July 25, 1967
“Make Me Yours” by Bettye Swann
#1 on the Billboard Hot Rhythm and Blues Singles chart, July 22 – August 4, 1967
One of the hazards of focusing solely on #1 records is that it gives a distorted view of what was really going on in popular music. This limitation is especially apparent in soul music.
By this point in time (1967), the top of the R&B charts was guarded by the three-headed Cerberus of Motown, Stax, and Atlantic, which let few outsiders pass. But for decades, R&B (and its predecessor, “race music”) had been the province of local scenes and fly-by-night labels. Even Motown and Stax were essentially regional labels that got lucky.
Occasionally, however, glimpses of the outside world of soul would manage to break through. Such was the case with Bettye Swann, a Louisiana native who signed with the Los Angeles-based Money Records in the mid-’60s. Money was a tiny label with no distinctive sound of its own and only one real hit to its name: “The Jerk” by the Larks (not to be confused with the more popular ‘50s group of the same name), which topped the Cash Box R&B chart in 1964.
Swann’s first single, the self-penned “Don’t Wait Too Long,” peaked at a respectable #27 on the R&B charts in 1965. For a talented singer-songwriter on an obscure label in a flooded soul market, it was as well as could be expected. Two years later, however — at the apex of Aretha Franklin’s breakthrough, fresh off eight straight weeks of “Respect” at #1 — the unknown Swann would emerge out of nowhere to topple the mighty Motowner Stevie Wonder from the top of the R&B charts.
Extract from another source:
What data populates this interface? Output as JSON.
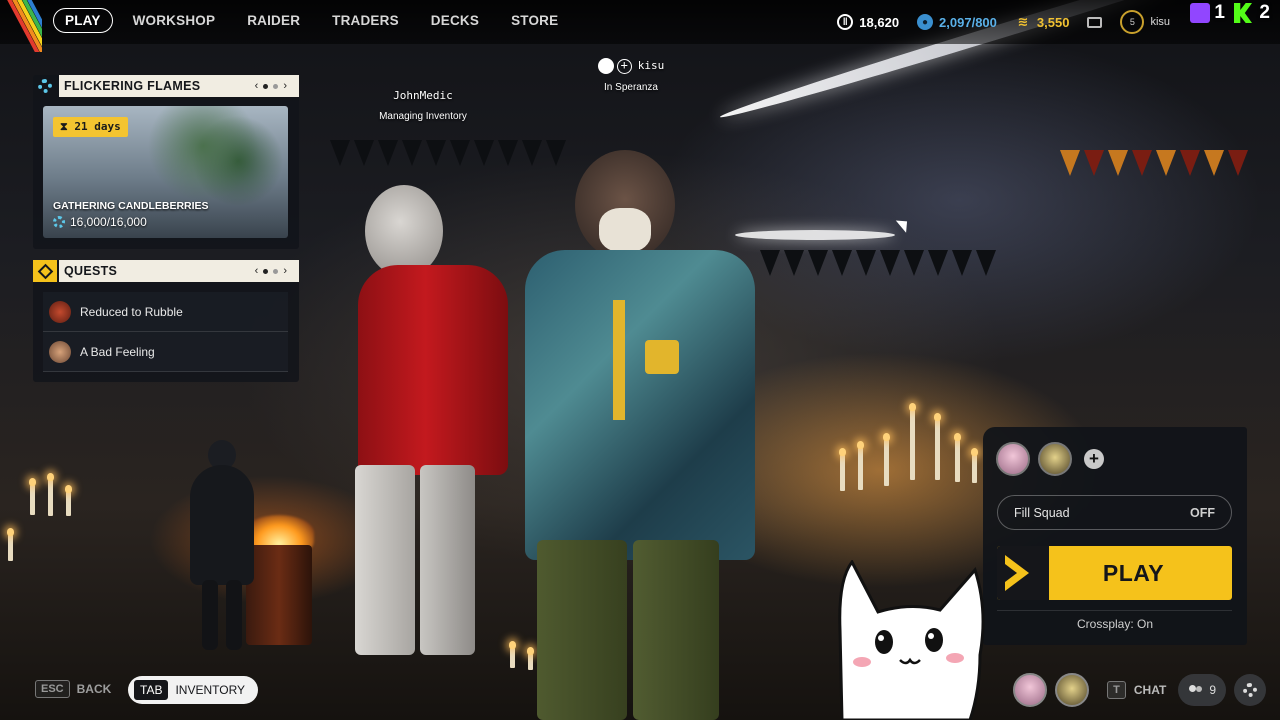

“Make Me Yours” had to sound like a throwback in 1967: it follows none of the trends of the era like Motown’s psychedelic flourishes or the gutbucket hard soul out of Memphis and Muscle Shoals. Instead, “Make Me Yours” could almost fit alongside Mary Wells’ singles from half a decade earlier with its supper-club instrumentation, prominent use of vibes, and light jazzy swing. Swann shares Wells’ vocal precision as well — she’s not a gospel belter or bluesy stylist but a controlled singer with a light, airy touch. But whereas Wells always sounds self-possessed, Swann’s vocals are cloaked in vulnerability. On particularly emotional notes, her native Southern grit peeks through.
This contrast between vocal control and glimpses of suppressed emotion gives Swann an endearing, natural appeal that a more demonstrative or acrobatic singer couldn’t quite match. It also exemplifies the conflict at the heart of the song.
“Make Me Yours” is uptempo with a jaunty horn section and lyrics about being in love. Yet Swann tumbles out her words in a breathless torrent as if trying to win over the one she loves through sheer word power or to forestall a possible rejection by not letting him get a word in edgewise. When she sings, “Make me yours,” it’s not an encouragement or a celebration, but a plea that she fears might not be answered.
Perhaps it was this undercurrent of uncertainty beneath an otherwise cheery love song that made “Make Me Yours” resonate with listeners. Maybe it was its breezy, low-key sound that stood out from the more emotionally intense and ambitiously produced records of the era. Whatever it was, “Make Me Yours” was a genuine surprise hit. Swann spent two weeks atop the R&B charts, interrupting the four-week run of Stevie Wonder’s “I Was Made to Love Her,” which itself interrupted Aretha Franklin’s reign (falling immediately between “Respect” and “Baby I Love You”). “Make Me Yours” also crossed over to the pop charts, peaking at #21 on the Hot 100.
Despite the success of her song, however, Swann never quite established herself as a soul star. After the success of “Make Me Yours,” she left Money Records for the major label Capitol. Swann earned a decent-sized hit with a cover of country singer Jeannie Seely’s “Don’t Touch Me” in 1969 and charted a couple more times with “Victim of a Foolish Heart” in 1972 and Merle Haggard’s “Today I Started Loving You Again” in 1973. By the mid-’70s, however, her recording career had come to an end. A decade earlier, Swann had emerged from seemingly out of nowhere and from another time. Perhaps it was inevitable that she would vanish just as mysteriously as she came.
It Was 50 Years Ago Today examines a song, album, movie, or book that was #1 on the charts exactly half a century ago.